The word "title" occurs in some lines of the data. Return each such line.

[Data records for software interfaces]
- Opening Delimiter -

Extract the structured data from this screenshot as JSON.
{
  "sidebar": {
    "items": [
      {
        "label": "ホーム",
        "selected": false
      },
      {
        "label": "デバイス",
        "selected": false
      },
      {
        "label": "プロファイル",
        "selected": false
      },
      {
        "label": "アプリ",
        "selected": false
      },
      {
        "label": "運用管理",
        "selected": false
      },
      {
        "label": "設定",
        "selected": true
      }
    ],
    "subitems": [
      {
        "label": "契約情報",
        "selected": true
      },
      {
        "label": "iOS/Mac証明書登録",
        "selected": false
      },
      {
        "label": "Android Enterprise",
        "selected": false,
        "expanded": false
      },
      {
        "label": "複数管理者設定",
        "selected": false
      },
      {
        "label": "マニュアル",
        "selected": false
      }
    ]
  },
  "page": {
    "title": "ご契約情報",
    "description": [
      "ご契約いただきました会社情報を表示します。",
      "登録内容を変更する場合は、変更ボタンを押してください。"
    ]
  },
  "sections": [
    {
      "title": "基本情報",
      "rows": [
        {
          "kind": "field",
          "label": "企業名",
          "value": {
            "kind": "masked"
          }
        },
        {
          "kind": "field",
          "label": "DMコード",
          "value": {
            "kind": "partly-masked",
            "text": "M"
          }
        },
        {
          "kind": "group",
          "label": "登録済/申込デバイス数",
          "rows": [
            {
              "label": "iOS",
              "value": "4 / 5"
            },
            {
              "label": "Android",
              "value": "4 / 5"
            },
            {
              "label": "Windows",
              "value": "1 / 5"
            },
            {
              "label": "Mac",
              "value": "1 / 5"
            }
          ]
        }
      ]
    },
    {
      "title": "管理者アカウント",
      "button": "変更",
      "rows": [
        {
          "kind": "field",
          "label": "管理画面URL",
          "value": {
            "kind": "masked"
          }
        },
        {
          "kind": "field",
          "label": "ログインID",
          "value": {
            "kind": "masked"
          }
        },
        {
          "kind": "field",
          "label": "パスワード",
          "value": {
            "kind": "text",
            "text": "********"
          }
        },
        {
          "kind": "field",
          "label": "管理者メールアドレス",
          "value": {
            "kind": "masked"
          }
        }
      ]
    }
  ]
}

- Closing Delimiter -

** Response **
    "title": "ご契約情報",
      "title": "基本情報",
      "title": "管理者アカウント",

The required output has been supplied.